Festive career lessons from Home Alone
By Sophia Donaldson, on 14 December 2018
How many times have I seen Home Alone? I couldn’t tell you for sure. But I know the number is big because it’s a blooming Christmas classic. When I first watched it I was but a stupid little child, so I thought the key themes of the film were about not taking your family for granted, good triumphing over evil, Christmas miracles etc. etc. etc. But last weekend I watched it through the wisened (wrinkly) eyes of a UCL Careers Consultant, and I was finally able to discern its true meaning. And as luck would have it, it’s actually all about careers. Below are the top three career messages I took away from this festive favourite. They contain spoilers…but come on, who hasn’t seen Home Alone?!
1. Build a brand
When Harry and Marv get their comeuppance at the hands of Kevin, they pay not only for breaking and entering the house in which they were found, but also for all the previous houses they’ve burgled. This is because they have a calling card, an MO, a brand: they are the Wet Bandits.

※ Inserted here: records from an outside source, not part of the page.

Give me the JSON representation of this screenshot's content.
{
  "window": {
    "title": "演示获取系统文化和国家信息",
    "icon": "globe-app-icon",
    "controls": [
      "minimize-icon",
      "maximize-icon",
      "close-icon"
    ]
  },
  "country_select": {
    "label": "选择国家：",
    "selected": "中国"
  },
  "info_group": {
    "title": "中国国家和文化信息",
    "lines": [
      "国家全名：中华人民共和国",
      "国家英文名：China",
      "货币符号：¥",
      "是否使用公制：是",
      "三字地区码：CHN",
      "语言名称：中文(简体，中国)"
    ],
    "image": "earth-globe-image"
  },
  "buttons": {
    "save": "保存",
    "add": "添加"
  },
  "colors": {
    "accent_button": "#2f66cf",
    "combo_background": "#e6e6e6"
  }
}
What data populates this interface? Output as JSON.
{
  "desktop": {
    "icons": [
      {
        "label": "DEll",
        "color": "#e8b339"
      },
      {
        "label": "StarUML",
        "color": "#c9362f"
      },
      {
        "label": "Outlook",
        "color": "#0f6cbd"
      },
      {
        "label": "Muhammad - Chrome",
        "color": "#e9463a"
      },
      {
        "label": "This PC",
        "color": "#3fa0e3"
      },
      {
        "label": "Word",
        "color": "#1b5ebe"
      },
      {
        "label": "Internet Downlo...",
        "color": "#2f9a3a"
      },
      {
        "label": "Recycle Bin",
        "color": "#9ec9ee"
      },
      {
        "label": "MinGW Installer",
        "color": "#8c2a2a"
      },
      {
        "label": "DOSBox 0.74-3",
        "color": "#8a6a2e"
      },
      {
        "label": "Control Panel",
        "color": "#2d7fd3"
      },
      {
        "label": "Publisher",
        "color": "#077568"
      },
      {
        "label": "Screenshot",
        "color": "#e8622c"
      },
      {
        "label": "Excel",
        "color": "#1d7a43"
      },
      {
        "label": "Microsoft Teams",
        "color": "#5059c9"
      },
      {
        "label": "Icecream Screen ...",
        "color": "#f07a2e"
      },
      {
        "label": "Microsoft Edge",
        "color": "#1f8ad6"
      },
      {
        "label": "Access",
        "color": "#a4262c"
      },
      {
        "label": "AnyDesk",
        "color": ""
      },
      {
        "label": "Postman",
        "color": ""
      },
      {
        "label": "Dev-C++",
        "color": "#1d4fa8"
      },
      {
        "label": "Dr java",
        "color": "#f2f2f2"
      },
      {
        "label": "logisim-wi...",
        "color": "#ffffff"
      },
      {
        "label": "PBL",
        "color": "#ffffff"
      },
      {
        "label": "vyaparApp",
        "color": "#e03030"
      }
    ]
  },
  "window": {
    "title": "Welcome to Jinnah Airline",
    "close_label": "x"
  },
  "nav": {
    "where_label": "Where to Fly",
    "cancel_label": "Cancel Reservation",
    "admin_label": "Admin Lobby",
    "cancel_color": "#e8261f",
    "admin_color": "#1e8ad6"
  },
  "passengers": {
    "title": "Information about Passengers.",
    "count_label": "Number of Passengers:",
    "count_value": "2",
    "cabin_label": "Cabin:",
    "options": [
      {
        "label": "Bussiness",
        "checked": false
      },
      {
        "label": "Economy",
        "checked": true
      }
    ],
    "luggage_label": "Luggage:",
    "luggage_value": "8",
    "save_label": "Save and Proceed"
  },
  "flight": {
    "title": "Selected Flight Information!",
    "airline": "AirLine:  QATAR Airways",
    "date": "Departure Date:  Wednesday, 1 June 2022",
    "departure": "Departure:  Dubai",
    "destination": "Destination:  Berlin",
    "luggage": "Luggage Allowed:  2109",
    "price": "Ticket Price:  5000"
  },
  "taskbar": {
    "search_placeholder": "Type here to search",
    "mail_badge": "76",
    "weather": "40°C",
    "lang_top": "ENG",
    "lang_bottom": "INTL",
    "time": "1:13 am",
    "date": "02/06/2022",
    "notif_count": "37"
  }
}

So ok, if you’re committing crimes, maybe a brand isn’t such a sensible idea. But when you’re looking for a job, having an MO can be very attractive to employers. It tells them who you are, and what you can contribute. So what brand are you building? If an employer googles you or peruses your LinkedIn page, what picture will they get? Is it clear enough? In your application documents and on LinkedIn, make sure you mention all of your interesting projects and achievements, and even include links to relevant work, like presentations you’ve given, code you’ve created, blogs you’ve written (hopefully about subjects that reflect your brand) etc. Then you too may be as recognisable to an employer as a Wet Bandit is to the cops.
2. Get organised
Kate and Peter McCallister seem like nice enough people with a very lovely house, but they certainly wouldn’t win the award for Best Parents Of The ‘90s. Their problem boiled down to a lack of organisation. They woke up late, took their eyes off the ball, and ended up flying to Paris without their youngest son. Oops.
Just like Kate and Peter, jobhunters often learn the hard way that it’s good to be organised. Well, not quite like Kate and Peter. They rarely inadvertently abandon their children. But instead they find themselves in a pickle when they’re called to interview for a job they have little recollection of applying for, and the job advert has now disappeared. What’s more, they’ve sent off so many applications they’re not sure exactly what they said in this particular one. They then have a decision to make: ask for the job advert to be sent over, thereby admitting their disorganised approach to the employer, or face an interview underprepared. Awkward.
So don’t learn the hard way. Learn the easy way: from this blog about Home Alone. When you’re in jobhunting mode, keep clear records – maybe even in a spreadsheet – of where you’ve applied. And save every job advert, person specification, and application, ready for when you’re called to impress in person.
3. Make time for fun – it may even help your career
Home Alone’s Kevin knows how to enjoy himself. He plays with BB guns, seesaws, and Micro Machines, and he watches gangster movies. He does these things because they’re fun, but they also turn out to be pretty handy when he has two burglars to tackle.
At UCL Careers, we may be guilty of making you think your career plans should motivate every choice you make. Actually, that’s not really how life works. Often you have to put yourself out there, do what you enjoy, and work out how that might be useful in your career later down the line. This is exactly what a UCL PhD-turned Life Sciences Consultant told us when we interviewed him a few months ago. He loves theatre, so he got involved in writing show reviews. When applying for Consultant roles, he used this as evidence of his written communication skills: he can put together accessible and persuasive writing about a show, even with the limitation that he couldn’t reveal the plot to his readers. And clearly it worked – he got the job! His advice is “Although to some degree you should cover the bases, do what you enjoy, and figure out how to tell the story in your CV along the way”. Great message….even if it was obviously nicked from Home Alone.